With this knowledge, and with the knowledge that the fade may be a fictional device, Paul’s account of Toubert’s murder takes on new significance. Perhaps Paul had nothing to do with Toubert’s murder, but is acting out in fiction his jealous hatred toward the man who impregnated his beloved aunt. Of possible relevance here is a poem Cormier wrote in his collection Frenchtown Summer. In the poem, the narrator, in an angry fit tells a kid to die:
Three days later,
Hector Henault was crushed
like my goggles
under the wheels of a Mack truck
on Mechanic Street
They said he died instantly.
I was awestruck
by my power to kill.
Perhaps what is going on in Fade is a portrayal of a similar kind of guilt—Paul wished for Toubert to die, and then he was murdered. In his fictional reworking, he then places the blame for Toubert’s death on himself.
Another piece of evidence that the plot of Fade is primarily a fictional reworking of Paul’s sexual guilt is in the spying Paul does while fading. Apart from the murder of Toubert, there are two main set pieces of Paul fading, both involving illicit sex. In the first, Paul observes a girl with whom he is infatuated prostituting herself to a much older shop keeper in town. In the second, after befriended a classmate and his twin sister, he breaks into their house to spy on them, and comes across them kissing. Incredibly, rather than leaving in surprise, he stays invisible, and watches and listens as they have sex.
Cormier—or rather Roget—could have had Paul spy on any number of things while invisible, so it is telling that the primary thing he observes is sex. Moreover, it is difficult not to parallel these two encounters with Paul’s obsession with Rosanna—the first involves a large age difference, and the second an incestuous pairing: together these represent the two hurdles towards a real, rather than fantasy, relationship with Rosanna.
The second half of the novel does not fit quite so neatly into this pattern, but there are certain evocative passages. Most telling is the similarities between Rosanna’s and Rose’s illegitimate pregnancies (even down to their names), so that Paul’s search for his nephew becomes another attempt to connect with his aunt. Beyond that, though it is not driven by sexual angst, this entire section is again centered on Paul’s guilt: Paul’s search for Ozzie and attempt to help him use the fade responsibly are a direct reaction to his guilt over the murder of Toubert, and his attempt to ensure that it does not happen again. The tragedy of the novel is that he can only stop Ozzie by reenacting his own worst sin.

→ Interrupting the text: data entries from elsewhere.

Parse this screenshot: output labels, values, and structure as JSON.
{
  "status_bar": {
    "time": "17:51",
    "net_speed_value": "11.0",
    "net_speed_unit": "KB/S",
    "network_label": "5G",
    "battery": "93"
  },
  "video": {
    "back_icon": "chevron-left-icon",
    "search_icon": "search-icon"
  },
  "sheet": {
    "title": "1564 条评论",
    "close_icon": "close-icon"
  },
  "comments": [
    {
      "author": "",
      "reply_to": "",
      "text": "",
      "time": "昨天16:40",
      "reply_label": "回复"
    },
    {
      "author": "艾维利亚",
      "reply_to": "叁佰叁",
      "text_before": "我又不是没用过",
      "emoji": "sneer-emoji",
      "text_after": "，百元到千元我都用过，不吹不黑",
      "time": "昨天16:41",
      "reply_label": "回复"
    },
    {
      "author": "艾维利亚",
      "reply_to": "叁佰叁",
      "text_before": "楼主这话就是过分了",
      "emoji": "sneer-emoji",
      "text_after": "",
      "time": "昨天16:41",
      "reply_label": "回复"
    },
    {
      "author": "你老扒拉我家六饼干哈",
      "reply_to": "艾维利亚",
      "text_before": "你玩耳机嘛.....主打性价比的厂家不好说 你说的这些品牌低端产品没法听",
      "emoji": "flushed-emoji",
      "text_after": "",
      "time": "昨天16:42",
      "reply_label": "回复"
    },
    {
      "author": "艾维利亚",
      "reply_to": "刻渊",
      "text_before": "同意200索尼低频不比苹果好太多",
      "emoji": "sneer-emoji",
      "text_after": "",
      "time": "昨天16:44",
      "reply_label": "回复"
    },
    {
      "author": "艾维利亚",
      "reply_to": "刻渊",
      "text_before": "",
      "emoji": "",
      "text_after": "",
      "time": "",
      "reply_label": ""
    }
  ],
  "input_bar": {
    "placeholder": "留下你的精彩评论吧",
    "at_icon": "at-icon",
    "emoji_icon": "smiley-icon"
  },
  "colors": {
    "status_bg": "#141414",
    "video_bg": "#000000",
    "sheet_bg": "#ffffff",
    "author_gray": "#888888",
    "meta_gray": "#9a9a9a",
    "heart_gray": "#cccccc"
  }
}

I think I have exhausted the theme of guilt in Fade, but there is much, much more to this novel—especially the second half, in which Ozzie’s fade seems to bring on a kind of schizophrenia. Suffice to say that anyone interested in Cormier should most certainly put a high priority on reading this one.